In the district's report sent to the teacher licensing board, Flowers called for a revised ethics code or a new policy that sets out guidelines for interactions between staff and students.

In May, Flowers told The Forum, "It might be interesting to explore whether we should" have a staff and student communication policy, but said he would "hate" to have a policy that would tie teachers' hands.

The Fargo and Moorhead school districts do not have written policies regarding student teacher interactions outside of school.

West Fargo School Board member Dave Olson said Monday the district should form that policy as quickly as possible and include guidelines for social media contact.

Murphy said he and other teachers would welcome more guidelines for student interactions from administration.

Flowers did not give a timeline for when a new policy or revision would be made, but said he would like to work with the state ESPB or North Dakota School Board Association.

ESPB Executive Director Janet Welk said she received Flowers' report on Tuesday.

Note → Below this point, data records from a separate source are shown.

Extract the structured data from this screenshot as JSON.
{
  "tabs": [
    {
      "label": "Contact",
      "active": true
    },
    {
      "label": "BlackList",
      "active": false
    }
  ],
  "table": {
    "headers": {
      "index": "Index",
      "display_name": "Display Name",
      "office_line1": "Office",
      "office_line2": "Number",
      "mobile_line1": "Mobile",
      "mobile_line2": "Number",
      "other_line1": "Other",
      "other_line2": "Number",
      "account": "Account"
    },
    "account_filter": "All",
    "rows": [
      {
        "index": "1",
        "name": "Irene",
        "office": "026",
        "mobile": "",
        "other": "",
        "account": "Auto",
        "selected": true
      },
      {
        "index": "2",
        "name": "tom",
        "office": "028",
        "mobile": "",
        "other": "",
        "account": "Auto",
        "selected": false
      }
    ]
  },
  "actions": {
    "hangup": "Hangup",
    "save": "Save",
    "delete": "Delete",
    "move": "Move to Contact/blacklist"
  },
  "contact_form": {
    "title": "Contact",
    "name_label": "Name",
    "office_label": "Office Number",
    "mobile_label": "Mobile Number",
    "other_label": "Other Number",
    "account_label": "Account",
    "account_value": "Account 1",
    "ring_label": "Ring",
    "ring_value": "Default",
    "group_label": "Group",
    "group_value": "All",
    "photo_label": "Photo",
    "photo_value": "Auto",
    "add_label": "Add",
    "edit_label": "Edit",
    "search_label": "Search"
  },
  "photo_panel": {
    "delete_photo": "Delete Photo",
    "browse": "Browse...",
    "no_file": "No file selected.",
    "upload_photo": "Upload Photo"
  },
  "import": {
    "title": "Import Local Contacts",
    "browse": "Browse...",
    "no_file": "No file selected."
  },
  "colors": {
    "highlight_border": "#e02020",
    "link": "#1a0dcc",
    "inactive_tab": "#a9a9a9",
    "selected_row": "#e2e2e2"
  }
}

She said the board will take it into consideration, along with information from its own attorney, when it makes a decision on Monday regarding Knodel's license.

Welk said her board is also considering updating its code of ethics, a standard for teachers across the state that has been in place since 1995. A national model of educator ethics was recently released on June 25. The ESPB will also look at the recently updated National Press Club Model Code of Ethics as a guidepost for its own policy.

"We will be looking at that model and comparing it to what we have and seeing if we have to update our own policy," she said. "Of course, ethics means much more than just relationships with students. Teachers make hundreds of ethical decision each day."